1. The impressions that Christ makes upon His people by conviction are very powerful.
2. The impressions He produces by hope are very powerful.
3. The impressions He produces by love are very powerful. He so attaches His disciples to Himself by esteem and gratitude, as to induce them to come out of the world, to deny themselves, to take up their cross, and to be willing to follow the Lamb whithersoever He goeth.
III. Our Saviour here intimates further, that THIS SILENCE WOULD BE USELESS. "If," says He, "those of whom you complain were to hold their peace, you would gain nothing by their silence; there would not be a cessation of My praise, but only a change of instruments and voices; rather than My praise should be suspended, what they decline others would be sure to rise up to perform; if these should hold their peace, the stones would cry out."
1. First, we shall glance at the supposed silence.
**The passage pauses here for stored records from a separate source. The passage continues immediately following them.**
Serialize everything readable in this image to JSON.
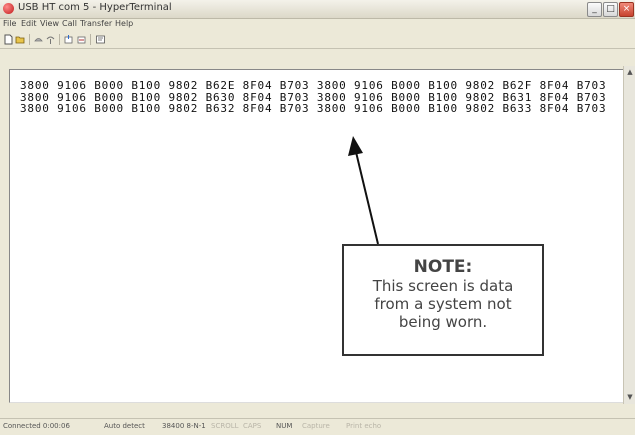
{
  "window": {
    "title": "USB HT com 5 - HyperTerminal"
  },
  "menu": [
    "File",
    "Edit",
    "View",
    "Call",
    "Transfer",
    "Help"
  ],
  "toolbar": [
    "new-icon",
    "open-icon",
    "phone-icon",
    "disconnect-icon",
    "send-icon",
    "receive-icon",
    "properties-icon"
  ],
  "terminal": {
    "lines": [
      "3800 9106 B000 B100 9802 B62E 8F04 B703 3800 9106 B000 B100 9802 B62F 8F04 B703",
      "3800 9106 B000 B100 9802 B630 8F04 B703 3800 9106 B000 B100 9802 B631 8F04 B703",
      "3800 9106 B000 B100 9802 B632 8F04 B703 3800 9106 B000 B100 9802 B633 8F04 B703"
    ]
  },
  "status": {
    "connected": "Connected 0:00:06",
    "detect": "Auto detect",
    "settings": "38400 8-N-1",
    "scroll": "SCROLL",
    "caps": "CAPS",
    "num": "NUM",
    "capture": "Capture",
    "print_echo": "Print echo"
  },
  "note": {
    "title": "NOTE:",
    "lines": [
      "This screen is data",
      "from a system not",
      "being worn."
    ]
  }
}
2. And, secondly, observe the improbable instruments that are employed to perpetuate the testimony. It is not said, "If these should hold their peace the angels would cry out, men would cry out"; no; "the stones would cry out." Can stones live? can stones preach and write and translate the Scriptures? Can they aid in carrying on such a cause as this? Why not? He can employ, and often does employ, the most unlikely characters. The wrath of man praiseth Him. We see this in the case of Henry the Eighth. It is of great importance to know whether we are God's servants, or whether we are God's enemies; but as to Him, He can employ one as well as another. This was the case with Saul of Tarsus. He was a persecutor once; but then he was called by Divine grace, and preach the faith that once he endeavoured to destroy. All the Lord's people once were enemies: but He found a way into their hearts, and He made them friends. They were all once "stones"; but of these stones God has "raised up children unto Abraham." They were as hard as stones, as insensible as stones, as cold as stones; but they are now flesh, and every feeling of this flesh is alive to God.
3. Thirdly, notice the readiness of their appearance. "If these should hold their peace, the stones would immediately cry out." "The King's business requires haste"; both because of its importance, and the fleeting uncertainty of the period in which He will allow it to be performed.
4. Then, lastly, observe the certainty of their appearance, when they become necessary. The certainty of the end infers the certainty of all that is intermediately necessary to it. Upon this principle, our Saviour here speaks; it is, I am persuaded, the very spirit of the passage. "My praise" — as if He should say — "must prevail; and therefore means must be forthcoming to accomplish it, and to carry it on." Let us, first, apply this certainty as the prevention of despair. Secondly; as a check to vanity and pride. My brethren in the ministry, we are not — no, we are not essential to the Redeemer's cause. We are not the Atlases upon which the Church depends; the government is upon His shoulders who filleth all in all. Thirdly; as a spur and diligence and zeal.
Parallel VersesKJV: And when he had thus spoken, he went before, ascending up to Jerusalem.